"The use of social media platforms such as Twitter significantly increases during natural hazards. With the emergence of several social media platforms over the past decade, many studies have investigated the applications of these platforms during calamities. This study presents a comprehensive spatiotemporal analysis of textual content from millions of tweets shared on Twitter during Hurricane Harvey (2017) across several affected counties in southeast Texas. We propose a new Hazard Risk Awareness (HRA) Index, which considers multiple factors, including the number of tweets, population, internet use rate, and natural hazard characteristics per geographic location. We then map the HRA Index across southeast Texas. Utilizing a dataset of 18 million tweets, we employ Natural Language Processing (NLP) along with a set of statistical techniques to perform analysis on the textual data generated by Twitter users during Hurricane Harvey. This enables us to subdivide the tweet contents into several categories per county that would inform crisis management during the event.
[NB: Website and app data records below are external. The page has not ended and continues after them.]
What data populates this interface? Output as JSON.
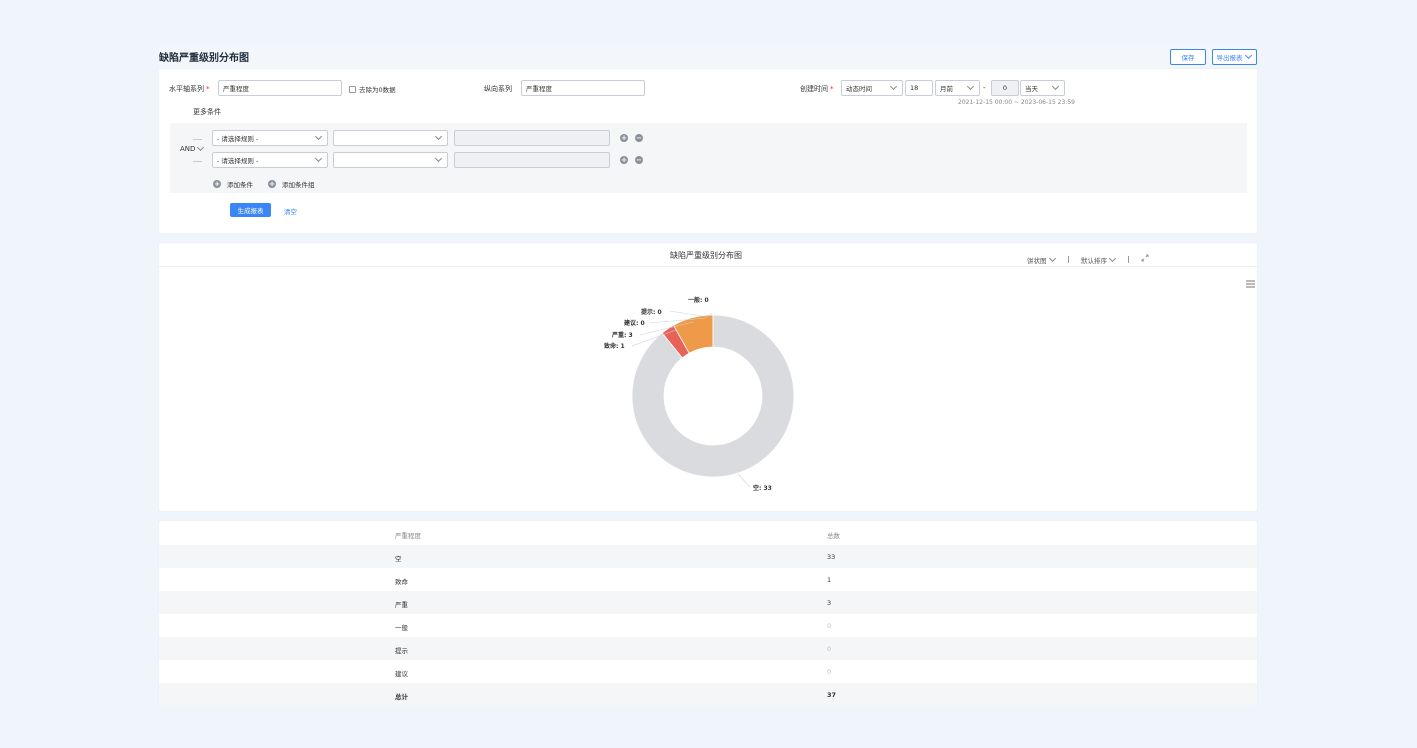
{
  "header": {
    "title": "缺陷严重级别分布图",
    "save_label": "保存",
    "export_label": "导出报表"
  },
  "filters": {
    "x_axis_label": "水平轴系列",
    "x_axis_value": "严重程度",
    "remove_zero_label": "去除为0数据",
    "y_axis_label": "纵向系列",
    "y_axis_value": "严重程度",
    "created_label": "创建时间",
    "time_mode": "动态时间",
    "time_amount": "18",
    "time_unit": "月前",
    "dash": "-",
    "time_end_amount": "0",
    "time_end_unit": "当天",
    "time_range_hint": "2021-12-15 00:00 ~ 2023-06-15 23:59",
    "more_conditions": "更多条件",
    "logic": "AND",
    "rule_placeholder": "- 请选择规则 -",
    "add_condition": "添加条件",
    "add_condition_group": "添加条件组",
    "generate_label": "生成报表",
    "clear_label": "清空"
  },
  "chart_panel": {
    "title": "缺陷严重级别分布图",
    "chart_type": "饼状图",
    "sort": "默认排序",
    "sep": "|"
  },
  "chart_data": {
    "type": "pie",
    "donut": true,
    "slices": [
      {
        "label": "空",
        "value": 33,
        "color": "#d9dbdf"
      },
      {
        "label": "致命",
        "value": 1,
        "color": "#e8625a"
      },
      {
        "label": "严重",
        "value": 3,
        "color": "#ef9a48"
      },
      {
        "label": "一般",
        "value": 0,
        "color": "#7fbbe8"
      },
      {
        "label": "提示",
        "value": 0,
        "color": "#7fbbe8"
      },
      {
        "label": "建议",
        "value": 0,
        "color": "#7fbbe8"
      }
    ],
    "data_labels": [
      "一般: 0",
      "提示: 0",
      "建议: 0",
      "严重: 3",
      "致命: 1",
      "空: 33"
    ]
  },
  "table": {
    "headers": [
      "严重程度",
      "总数"
    ],
    "rows": [
      {
        "name": "空",
        "count": "33"
      },
      {
        "name": "致命",
        "count": "1"
      },
      {
        "name": "严重",
        "count": "3"
      },
      {
        "name": "一般",
        "count": "0"
      },
      {
        "name": "提示",
        "count": "0"
      },
      {
        "name": "建议",
        "count": "0"
      }
    ],
    "total_label": "总计",
    "total_count": "37"
  }
}
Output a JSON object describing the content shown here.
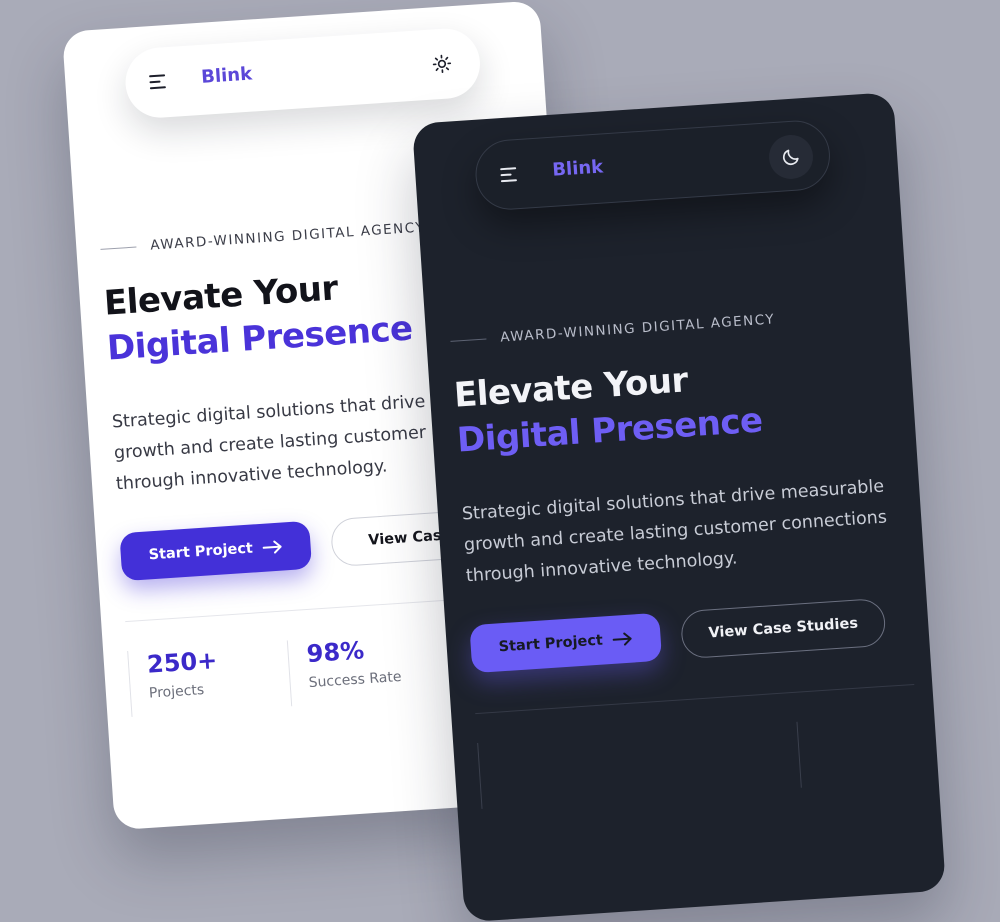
{
  "colors": {
    "background": "#a9abb8",
    "light_card": "#ffffff",
    "dark_card": "#1d222c",
    "accent_light": "#4a33d9",
    "accent_dark": "#6e5ef4"
  },
  "light": {
    "nav": {
      "brand": "Blink",
      "menu_icon": "menu-icon",
      "mode_icon": "sun-icon"
    },
    "eyebrow": "AWARD-WINNING DIGITAL AGENCY",
    "headline_line1": "Elevate Your",
    "headline_line2": "Digital Presence",
    "subtext": "Strategic digital solutions that drive measurable growth and create lasting customer connections through innovative technology.",
    "primary_button": "Start Project",
    "primary_button_icon": "arrow-right-icon",
    "secondary_button": "View Case Studies",
    "stats": [
      {
        "value": "250+",
        "label": "Projects"
      },
      {
        "value": "98%",
        "label": "Success Rate"
      }
    ]
  },
  "dark": {
    "nav": {
      "brand": "Blink",
      "menu_icon": "menu-icon",
      "mode_icon": "moon-icon"
    },
    "eyebrow": "AWARD-WINNING DIGITAL AGENCY",
    "headline_line1": "Elevate Your",
    "headline_line2": "Digital Presence",
    "subtext": "Strategic digital solutions that drive measurable growth and create lasting customer connections through innovative technology.",
    "primary_button": "Start Project",
    "primary_button_icon": "arrow-right-icon",
    "secondary_button": "View Case Studies"
  }
}
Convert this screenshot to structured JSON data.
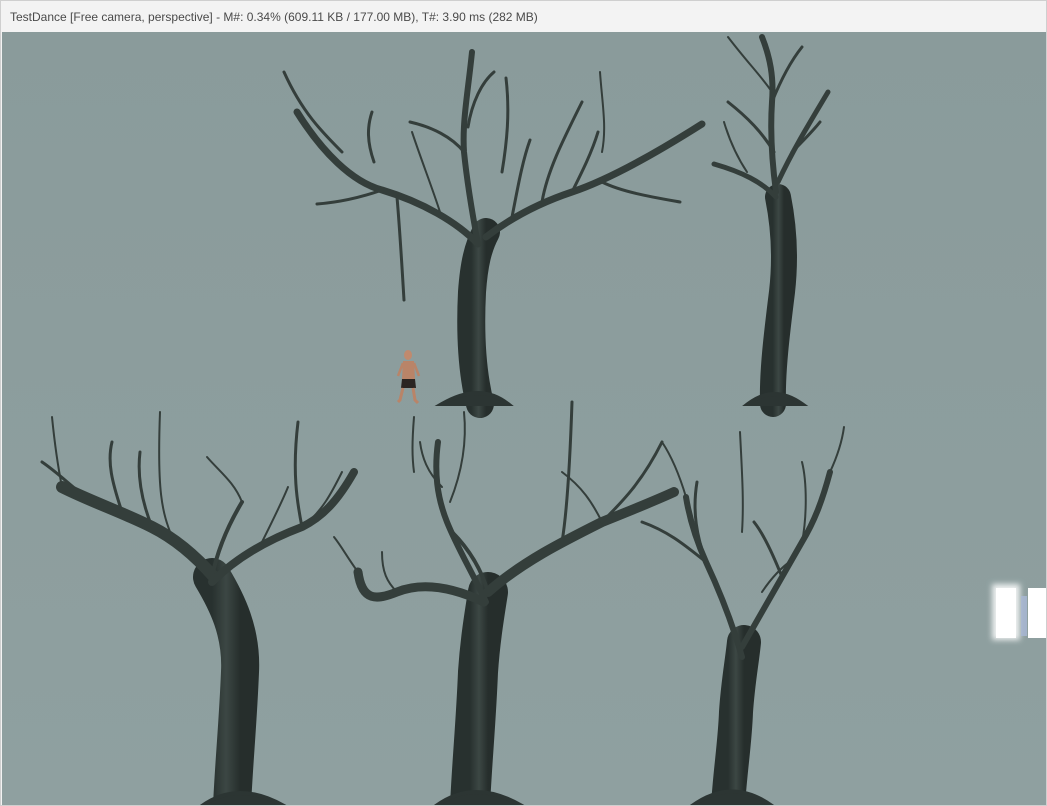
{
  "window": {
    "title": "TestDance [Free camera, perspective] - M#: 0.34% (609.11 KB / 177.00 MB), T#: 3.90 ms (282 MB)"
  },
  "scene": {
    "background_color": "#8d9e9e",
    "trunk_color": "#2f3a37",
    "branch_color": "#39433f",
    "character_skin_color": "#c08a6e",
    "character_shorts_color": "#2b2522",
    "light_color": "#ffffff"
  }
}
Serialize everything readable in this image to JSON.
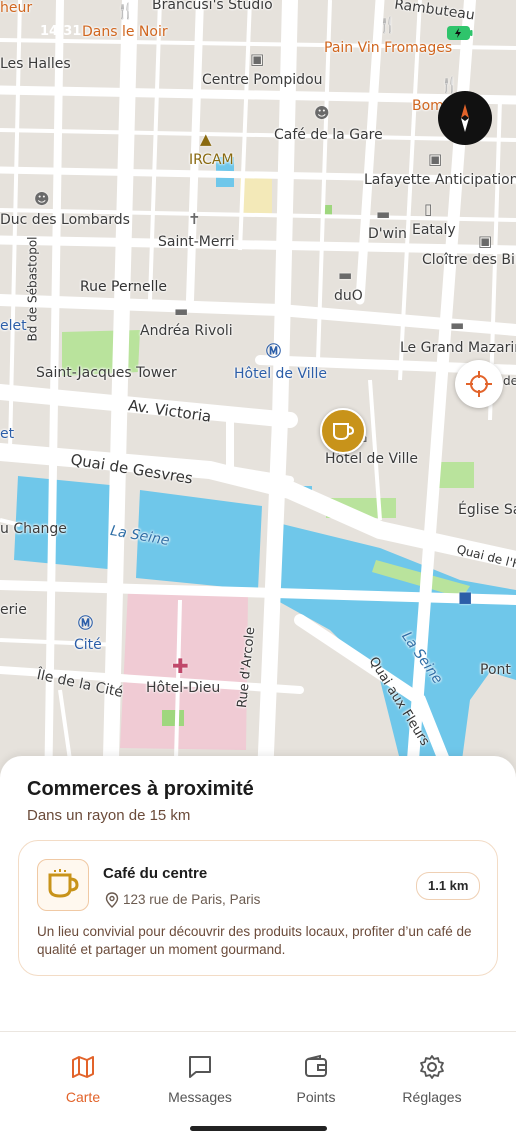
{
  "status_bar": {
    "time": "14:31"
  },
  "map": {
    "labels": {
      "heur": "heur",
      "dans_le_noir": "Dans le Noir",
      "brancusi": "Brancusi's Studio",
      "rambuteau": "Rambuteau",
      "pain_vin": "Pain Vin Fromages",
      "les_halles": "Les Halles",
      "pompidou": "Centre Pompidou",
      "bom": "Bom",
      "cafe_gare": "Café de la Gare",
      "ircam": "IRCAM",
      "lafayette": "Lafayette Anticipations",
      "duc_lombards": "Duc des Lombards",
      "dwin": "D'win",
      "eataly": "Eataly",
      "saint_merri": "Saint-Merri",
      "cloitre": "Cloître des Bill",
      "sebastopol": "Bd de Sébastopol",
      "rue_pernelle": "Rue Pernelle",
      "duo": "duO",
      "elet": "elet",
      "andrea": "Andréa Rivoli",
      "mazarin": "Le Grand Mazarin",
      "hotel_ville_metro": "Hôtel de Ville",
      "st_jacques": "Saint-Jacques Tower",
      "de": "de",
      "victoria": "Av. Victoria",
      "et": "et",
      "hotel_ville": "Hôtel de Ville",
      "gesvres": "Quai de Gesvres",
      "eglise": "Église Sa",
      "change": "u Change",
      "seine1": "La Seine",
      "quai_h": "Quai de l'H",
      "erie": "erie",
      "cite": "Cité",
      "seine2": "La Seine",
      "arcole": "Rue d'Arcole",
      "hotel_dieu": "Hôtel-Dieu",
      "ile_cite": "Île de la Cité",
      "quai_fleurs": "Quai aux Fleurs",
      "pont": "Pont"
    }
  },
  "colors": {
    "accent": "#e2632a",
    "marker": "#c8931a",
    "water": "#6fc7ea",
    "park": "#b9e39c",
    "hospital": "#f0cbd4"
  },
  "sheet": {
    "title": "Commerces à proximité",
    "subtitle": "Dans un rayon de 15 km",
    "shop": {
      "icon": "coffee-cup-icon",
      "name": "Café du centre",
      "address": "123 rue de Paris, Paris",
      "distance": "1.1 km",
      "description": "Un lieu convivial pour découvrir des produits locaux, profiter d’un café de qualité et partager un moment gourmand."
    }
  },
  "tabs": [
    {
      "label": "Carte",
      "icon": "map-icon",
      "active": true
    },
    {
      "label": "Messages",
      "icon": "chat-bubble-icon",
      "active": false
    },
    {
      "label": "Points",
      "icon": "wallet-icon",
      "active": false
    },
    {
      "label": "Réglages",
      "icon": "gear-icon",
      "active": false
    }
  ]
}
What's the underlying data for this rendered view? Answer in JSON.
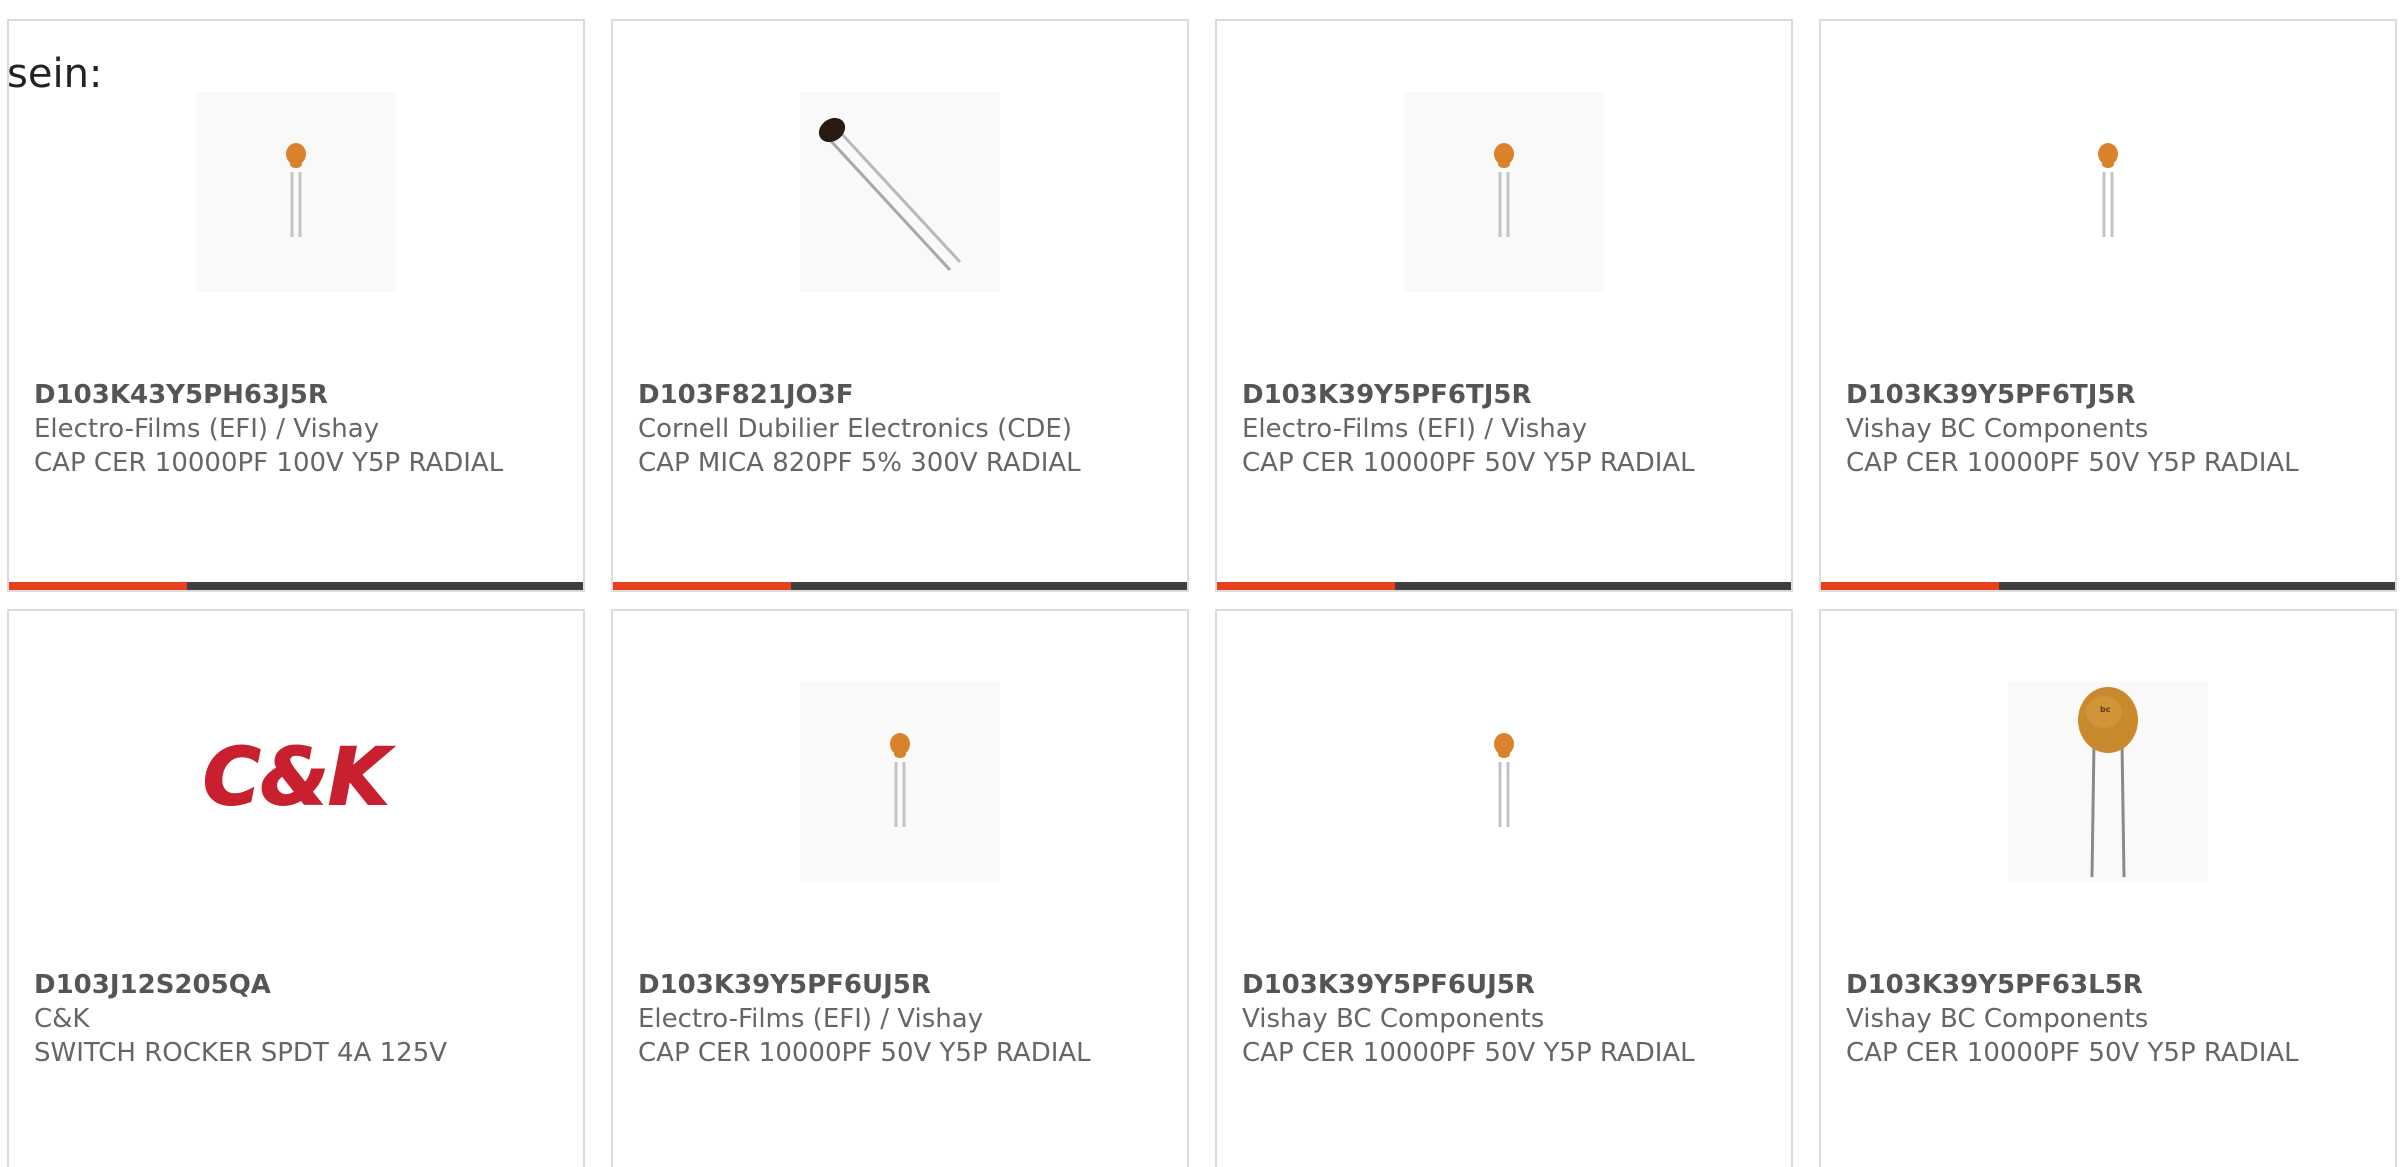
{
  "intro_text": "sein:",
  "colors": {
    "card_border": "#dcdcdc",
    "bar_track": "#3f3f3f",
    "bar_fill": "#e8401c",
    "ck_red": "#c8202f",
    "ck_black": "#1a1a1a",
    "capacitor_orange": "#d9822b"
  },
  "products": [
    {
      "part_number": "D103K43Y5PH63J5R",
      "manufacturer": "Electro-Films (EFI) / Vishay",
      "description": "CAP CER 10000PF 100V Y5P RADIAL",
      "image_icon": "small-ceramic-capacitor-icon",
      "bar_fraction": 0.31
    },
    {
      "part_number": "D103F821JO3F",
      "manufacturer": "Cornell Dubilier Electronics (CDE)",
      "description": "CAP MICA 820PF 5% 300V RADIAL",
      "image_icon": "mica-capacitor-icon",
      "bar_fraction": 0.31
    },
    {
      "part_number": "D103K39Y5PF6TJ5R",
      "manufacturer": "Electro-Films (EFI) / Vishay",
      "description": "CAP CER 10000PF 50V Y5P RADIAL",
      "image_icon": "small-ceramic-capacitor-icon",
      "bar_fraction": 0.31
    },
    {
      "part_number": "D103K39Y5PF6TJ5R",
      "manufacturer": "Vishay BC Components",
      "description": "CAP CER 10000PF 50V Y5P RADIAL",
      "image_icon": "small-ceramic-capacitor-icon",
      "bar_fraction": 0.31
    },
    {
      "part_number": "D103J12S205QA",
      "manufacturer": "C&K",
      "description": "SWITCH ROCKER SPDT 4A 125V",
      "image_icon": "ck-logo",
      "logo_text": "C&K",
      "bar_fraction": null
    },
    {
      "part_number": "D103K39Y5PF6UJ5R",
      "manufacturer": "Electro-Films (EFI) / Vishay",
      "description": "CAP CER 10000PF 50V Y5P RADIAL",
      "image_icon": "small-ceramic-capacitor-icon",
      "bar_fraction": null
    },
    {
      "part_number": "D103K39Y5PF6UJ5R",
      "manufacturer": "Vishay BC Components",
      "description": "CAP CER 10000PF 50V Y5P RADIAL",
      "image_icon": "small-ceramic-capacitor-icon",
      "bar_fraction": null
    },
    {
      "part_number": "D103K39Y5PF63L5R",
      "manufacturer": "Vishay BC Components",
      "description": "CAP CER 10000PF 50V Y5P RADIAL",
      "image_icon": "large-disc-capacitor-icon",
      "bar_fraction": null
    }
  ]
}
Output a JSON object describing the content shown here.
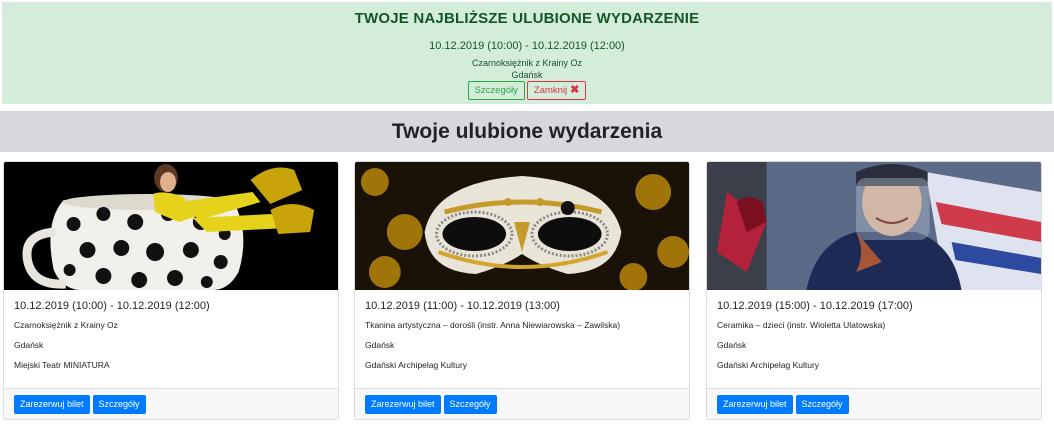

In all, our study provides valuable information at the county level before, during, and after Harvey that could significantly help disaster managers and responders to minimize the consequences of the event and improve the preparedness of the residents for it. Since HRA is derived based on the meteorological observations and some demographic information, depending on the availability of such dataset and the nature of the hazard (i.e., flood, wildfire, hurricane, and earthquake), this index can be calculated and employed for assessing the risk awareness of a community exposed to either of these natural hazards."
Our new paper, entitled "Perceptions of earthquake risks and knowledge about earthquake response among movement challenged persons in Dhaka City of Bangladesh, has been published in the International Journal of Disaster Risk Reduction (impact factor: 4.32). Below please find the abstract:
"Dhaka, Bangladesh is one Asian city that is at high risk of earthquakes. Persons with physical disabilities, particularly movement challenged persons (MCPs), is highly vulnerable to earthquakes because of their mobility impairment. This study aims to explore risk perceptions of earthquakes and knowledge about response to earthquakes among MCPs in Dhaka through a 2020 survey of 455 respondents. Four risk perception measures are developed: perceived probability of an earthquake, fear, perceived threat to life, and perceived damage to property in the event of an earthquake. Subsequent factor analysis reveals that these four measures are loaded on one factor named risk perception. Measures of knowledge about response to earthquakes include knowledge of where to seek shelter while being inside and outside of home during an earthquake, location of critical facilities and existence of evacuation route in the locality as well as their knowledge about National Plan for Disaster Management (NPDM) of Bangladesh. This study finds that mobility aid, age, income, education, building structure, previous experience with earthquake are significantly related to risk perceptions. MCPs who have participated in the training know what they should do in the event of an earthquake irrespective of being outside or inside of home. MCPs with more education are more likely to know about NPDM and the existence of fault lines in Bangladesh. Lack of accessibility in training centers and lack of dissemination of information about training are key reasons behind MCPs not participating in the training."
Our analysis article reflecting on the COVID-19 year was just published on the Conversation:
"Even though Americans shared the experience of living through a global pandemic, their individual attitudes towards it differed and evolved – sometimes dramatically...
Overall, our research shows the combination of timely information with trusting, well-connected communities, is most likely to result in collective risk mitigation behavior. Perhaps these insights can help the U.S. prepare better for the next pandemic."